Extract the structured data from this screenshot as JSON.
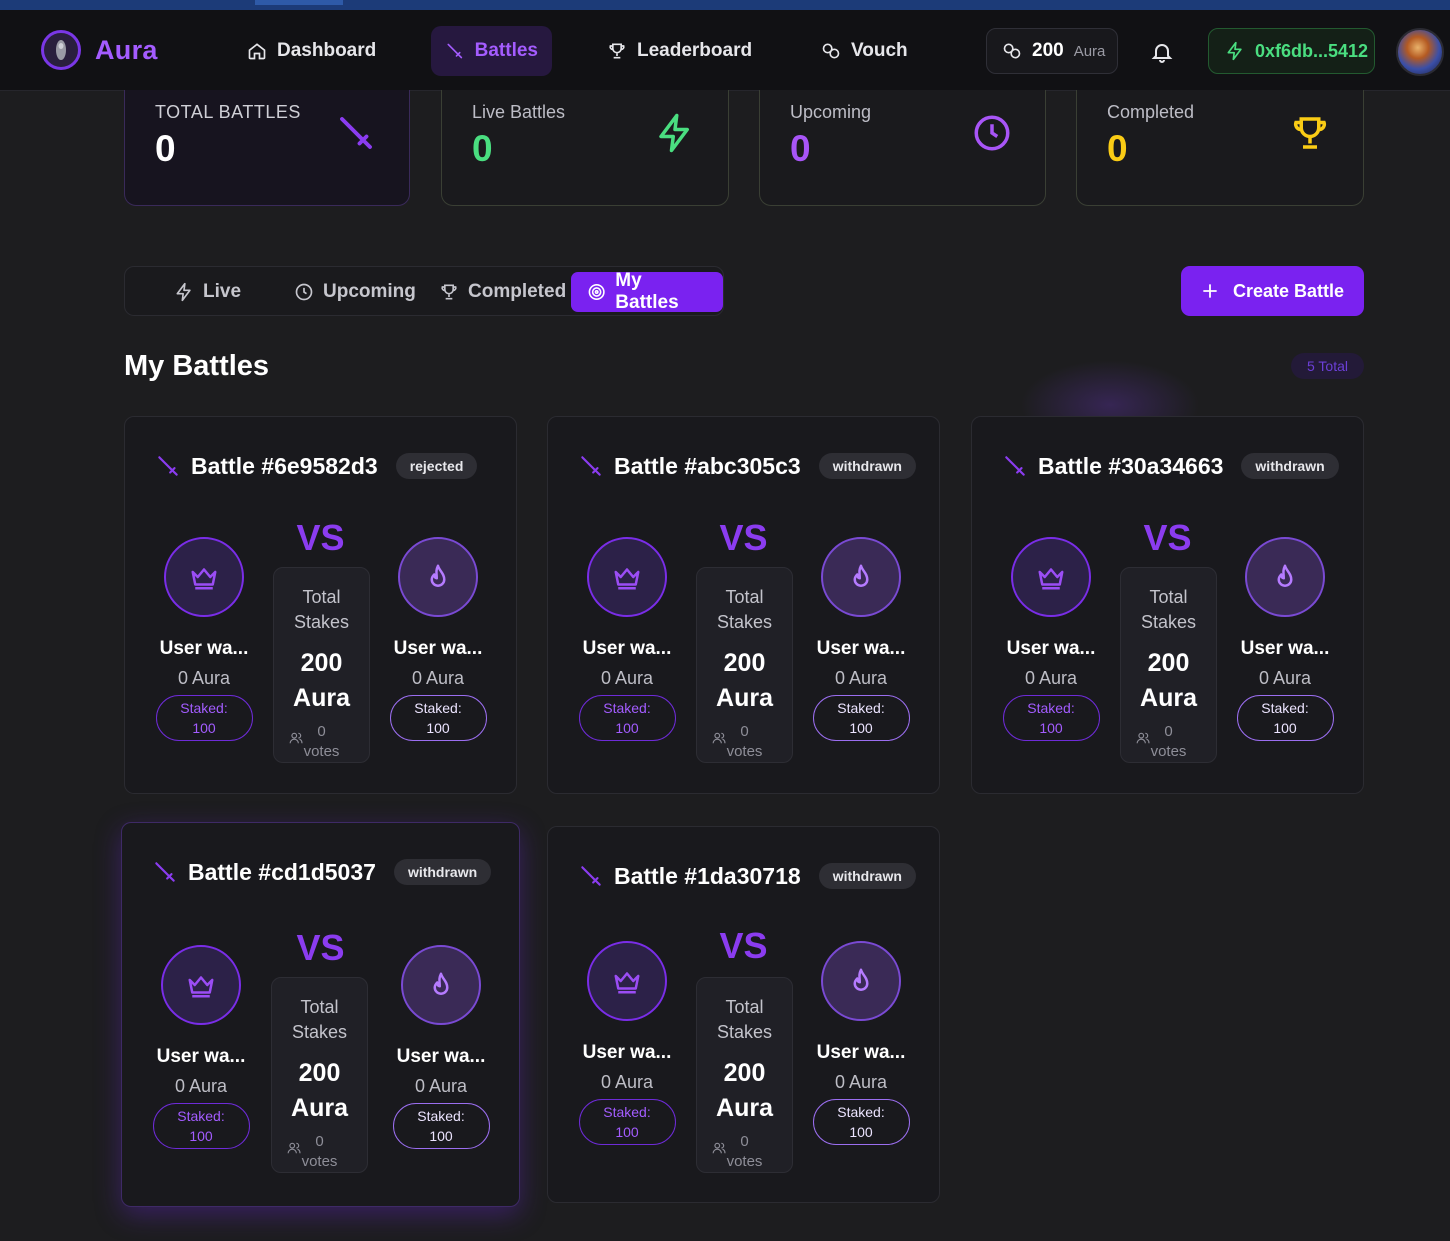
{
  "brand": {
    "name": "Aura"
  },
  "nav": {
    "items": [
      {
        "label": "Dashboard",
        "icon": "home-icon"
      },
      {
        "label": "Battles",
        "icon": "sword-icon",
        "active": true
      },
      {
        "label": "Leaderboard",
        "icon": "trophy-icon"
      },
      {
        "label": "Vouch",
        "icon": "link-icon"
      }
    ],
    "balance": {
      "amount": "200",
      "unit": "Aura"
    },
    "wallet": "0xf6db...5412"
  },
  "stats": [
    {
      "label": "TOTAL BATTLES",
      "value": "0",
      "color": "#ffffff",
      "icon": "sword-icon"
    },
    {
      "label": "Live Battles",
      "value": "0",
      "color": "#4ade80",
      "icon": "bolt-icon"
    },
    {
      "label": "Upcoming",
      "value": "0",
      "color": "#a855f7",
      "icon": "clock-icon"
    },
    {
      "label": "Completed",
      "value": "0",
      "color": "#facc15",
      "icon": "trophy-icon"
    }
  ],
  "tabs": [
    {
      "label": "Live",
      "icon": "bolt-icon"
    },
    {
      "label": "Upcoming",
      "icon": "clock-icon"
    },
    {
      "label": "Completed",
      "icon": "trophy-icon"
    },
    {
      "label": "My Battles",
      "icon": "target-icon",
      "active": true
    }
  ],
  "create_button": "Create Battle",
  "section": {
    "title": "My Battles",
    "total": "5 Total"
  },
  "battle_labels": {
    "vs": "VS",
    "total_stakes": "Total Stakes",
    "staked": "Staked:",
    "votes_label": "votes"
  },
  "battles": [
    {
      "title": "Battle #6e9582d3",
      "status": "rejected",
      "stakes": "200 Aura",
      "votes": "0",
      "left": {
        "name": "User wa...",
        "aura": "0 Aura",
        "staked": "100"
      },
      "right": {
        "name": "User wa...",
        "aura": "0 Aura",
        "staked": "100"
      }
    },
    {
      "title": "Battle #abc305c3",
      "status": "withdrawn",
      "stakes": "200 Aura",
      "votes": "0",
      "left": {
        "name": "User wa...",
        "aura": "0 Aura",
        "staked": "100"
      },
      "right": {
        "name": "User wa...",
        "aura": "0 Aura",
        "staked": "100"
      }
    },
    {
      "title": "Battle #30a34663",
      "status": "withdrawn",
      "stakes": "200 Aura",
      "votes": "0",
      "left": {
        "name": "User wa...",
        "aura": "0 Aura",
        "staked": "100"
      },
      "right": {
        "name": "User wa...",
        "aura": "0 Aura",
        "staked": "100"
      }
    },
    {
      "title": "Battle #cd1d5037",
      "status": "withdrawn",
      "stakes": "200 Aura",
      "votes": "0",
      "left": {
        "name": "User wa...",
        "aura": "0 Aura",
        "staked": "100"
      },
      "right": {
        "name": "User wa...",
        "aura": "0 Aura",
        "staked": "100"
      }
    },
    {
      "title": "Battle #1da30718",
      "status": "withdrawn",
      "stakes": "200 Aura",
      "votes": "0",
      "left": {
        "name": "User wa...",
        "aura": "0 Aura",
        "staked": "100"
      },
      "right": {
        "name": "User wa...",
        "aura": "0 Aura",
        "staked": "100"
      }
    }
  ]
}
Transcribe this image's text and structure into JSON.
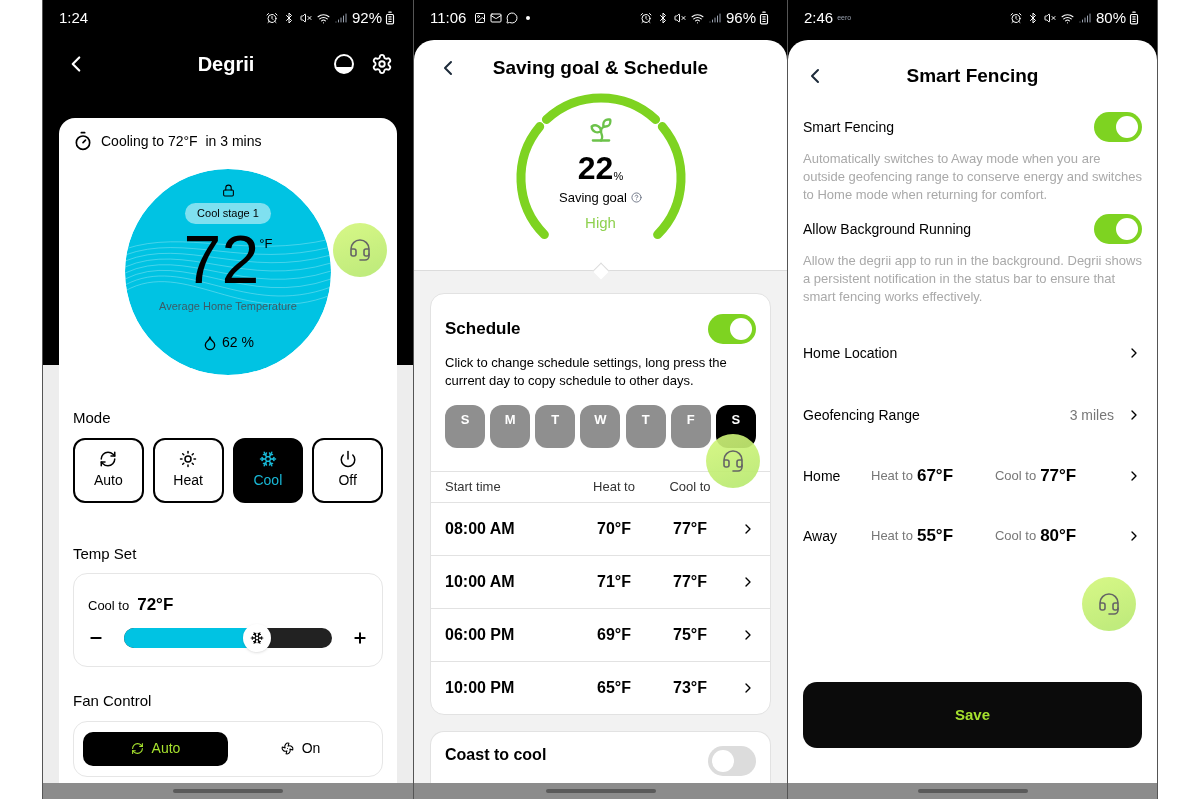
{
  "thermostat_screen": {
    "status_bar": {
      "time": "1:24",
      "battery": "92%"
    },
    "title": "Degrii",
    "status_line": "Cooling to 72°F  in 3 mins",
    "dial": {
      "stage": "Cool stage 1",
      "temperature": "72",
      "unit": "°F",
      "caption": "Average Home Temperature",
      "humidity": "62 %"
    },
    "mode": {
      "label": "Mode",
      "options": [
        {
          "label": "Auto",
          "kind": "auto",
          "selected": false
        },
        {
          "label": "Heat",
          "kind": "heat",
          "selected": false
        },
        {
          "label": "Cool",
          "kind": "cool",
          "selected": true
        },
        {
          "label": "Off",
          "kind": "off",
          "selected": false
        }
      ]
    },
    "temp_set": {
      "label": "Temp Set",
      "target_label": "Cool to",
      "target_value": "72°F",
      "level": 0.64
    },
    "fan_control": {
      "label": "Fan Control",
      "options": [
        {
          "label": "Auto",
          "kind": "auto",
          "selected": true
        },
        {
          "label": "On",
          "kind": "on",
          "selected": false
        }
      ]
    }
  },
  "schedule_screen": {
    "status_bar": {
      "time": "11:06",
      "battery": "96%"
    },
    "title": "Saving goal & Schedule",
    "goal": {
      "value": "22",
      "unit": "%",
      "label": "Saving goal",
      "rating": "High"
    },
    "schedule": {
      "title": "Schedule",
      "on": true,
      "description": "Click to change schedule settings, long press the current day to copy schedule to other days.",
      "days": [
        {
          "label": "S",
          "selected": false
        },
        {
          "label": "M",
          "selected": false
        },
        {
          "label": "T",
          "selected": false
        },
        {
          "label": "W",
          "selected": false
        },
        {
          "label": "T",
          "selected": false
        },
        {
          "label": "F",
          "selected": false
        },
        {
          "label": "S",
          "selected": true
        }
      ],
      "columns": [
        "Start time",
        "Heat to",
        "Cool to"
      ],
      "rows": [
        {
          "start": "08:00 AM",
          "heat": "70°F",
          "cool": "77°F"
        },
        {
          "start": "10:00 AM",
          "heat": "71°F",
          "cool": "77°F"
        },
        {
          "start": "06:00 PM",
          "heat": "69°F",
          "cool": "75°F"
        },
        {
          "start": "10:00 PM",
          "heat": "65°F",
          "cool": "73°F"
        }
      ]
    },
    "coast_to_cool": {
      "title": "Coast to cool",
      "on": false
    }
  },
  "smart_fencing_screen": {
    "status_bar": {
      "time": "2:46",
      "carrier": "eero",
      "battery": "80%"
    },
    "title": "Smart Fencing",
    "toggles": [
      {
        "label": "Smart Fencing",
        "on": true,
        "description": "Automatically switches to Away mode when you are outside geofencing range to conserve energy and switches to Home mode when returning for comfort."
      },
      {
        "label": "Allow Background Running",
        "on": true,
        "description": "Allow the degrii app to run in the background. Degrii shows a persistent notification in the status bar to ensure that smart fencing works effectively."
      }
    ],
    "rows": [
      {
        "kind": "link",
        "label": "Home Location"
      },
      {
        "kind": "value",
        "label": "Geofencing Range",
        "value": "3 miles"
      },
      {
        "kind": "temps",
        "label": "Home",
        "heat_label": "Heat to",
        "heat": "67°F",
        "cool_label": "Cool to",
        "cool": "77°F"
      },
      {
        "kind": "temps",
        "label": "Away",
        "heat_label": "Heat to",
        "heat": "55°F",
        "cool_label": "Cool to",
        "cool": "80°F"
      }
    ],
    "save": "Save"
  }
}
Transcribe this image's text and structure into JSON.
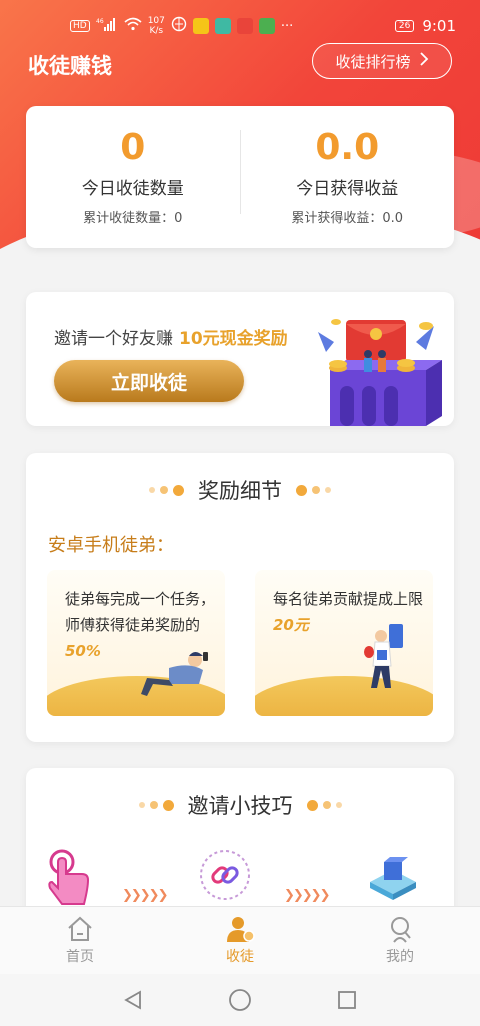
{
  "status_bar": {
    "sim_badge": "HD",
    "signal": "46",
    "net_speed_value": "107",
    "net_speed_unit": "K/s",
    "battery": "26",
    "time": "9:01",
    "more": "···"
  },
  "header": {
    "title": "收徒赚钱",
    "rank_button": "收徒排行榜"
  },
  "stats": {
    "today_disciples_value": "0",
    "today_disciples_label": "今日收徒数量",
    "total_disciples": "累计收徒数量：0",
    "today_income_value": "0.0",
    "today_income_label": "今日获得收益",
    "total_income": "累计获得收益：0.0"
  },
  "invite": {
    "text": "邀请一个好友赚",
    "highlight": "10元现金奖励",
    "button": "立即收徒"
  },
  "reward": {
    "title": "奖励细节",
    "subtitle": "安卓手机徒弟：",
    "tile1_text": "徒弟每完成一个任务，师傅获得徒弟奖励的",
    "tile1_percent": "50%",
    "tile2_text": "每名徒弟贡献提成上限",
    "tile2_amount": "20元"
  },
  "tips": {
    "title": "邀请小技巧"
  },
  "tabs": [
    {
      "label": "首页",
      "icon": "home-icon"
    },
    {
      "label": "收徒",
      "icon": "disciple-icon"
    },
    {
      "label": "我的",
      "icon": "profile-icon"
    }
  ],
  "colors": {
    "brand_red": "#f2453a",
    "accent_gold": "#e59a2a",
    "highlight": "#e8a22c"
  }
}
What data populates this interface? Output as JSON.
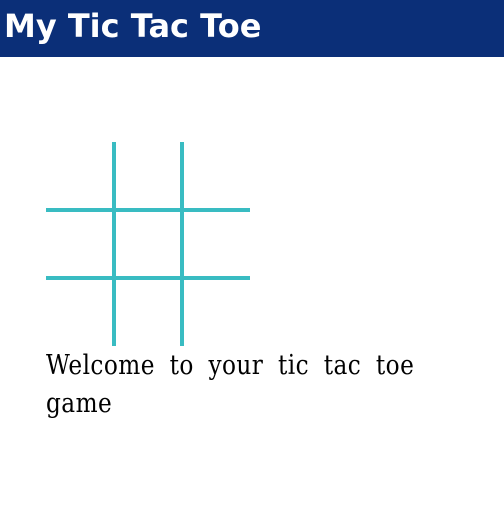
{
  "header": {
    "title": "My Tic Tac Toe"
  },
  "colors": {
    "header_background": "#0b2f78",
    "header_text": "#ffffff",
    "grid_lines": "#39bcc2",
    "page_background": "#ffffff",
    "body_text": "#000000"
  },
  "board": {
    "rows": 3,
    "columns": 3,
    "cells": [
      "",
      "",
      "",
      "",
      "",
      "",
      "",
      "",
      ""
    ]
  },
  "message": {
    "text": "Welcome to your tic tac toe game"
  }
}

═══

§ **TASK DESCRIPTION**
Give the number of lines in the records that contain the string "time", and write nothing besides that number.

§ **RESULT FOR THIS TASK**
5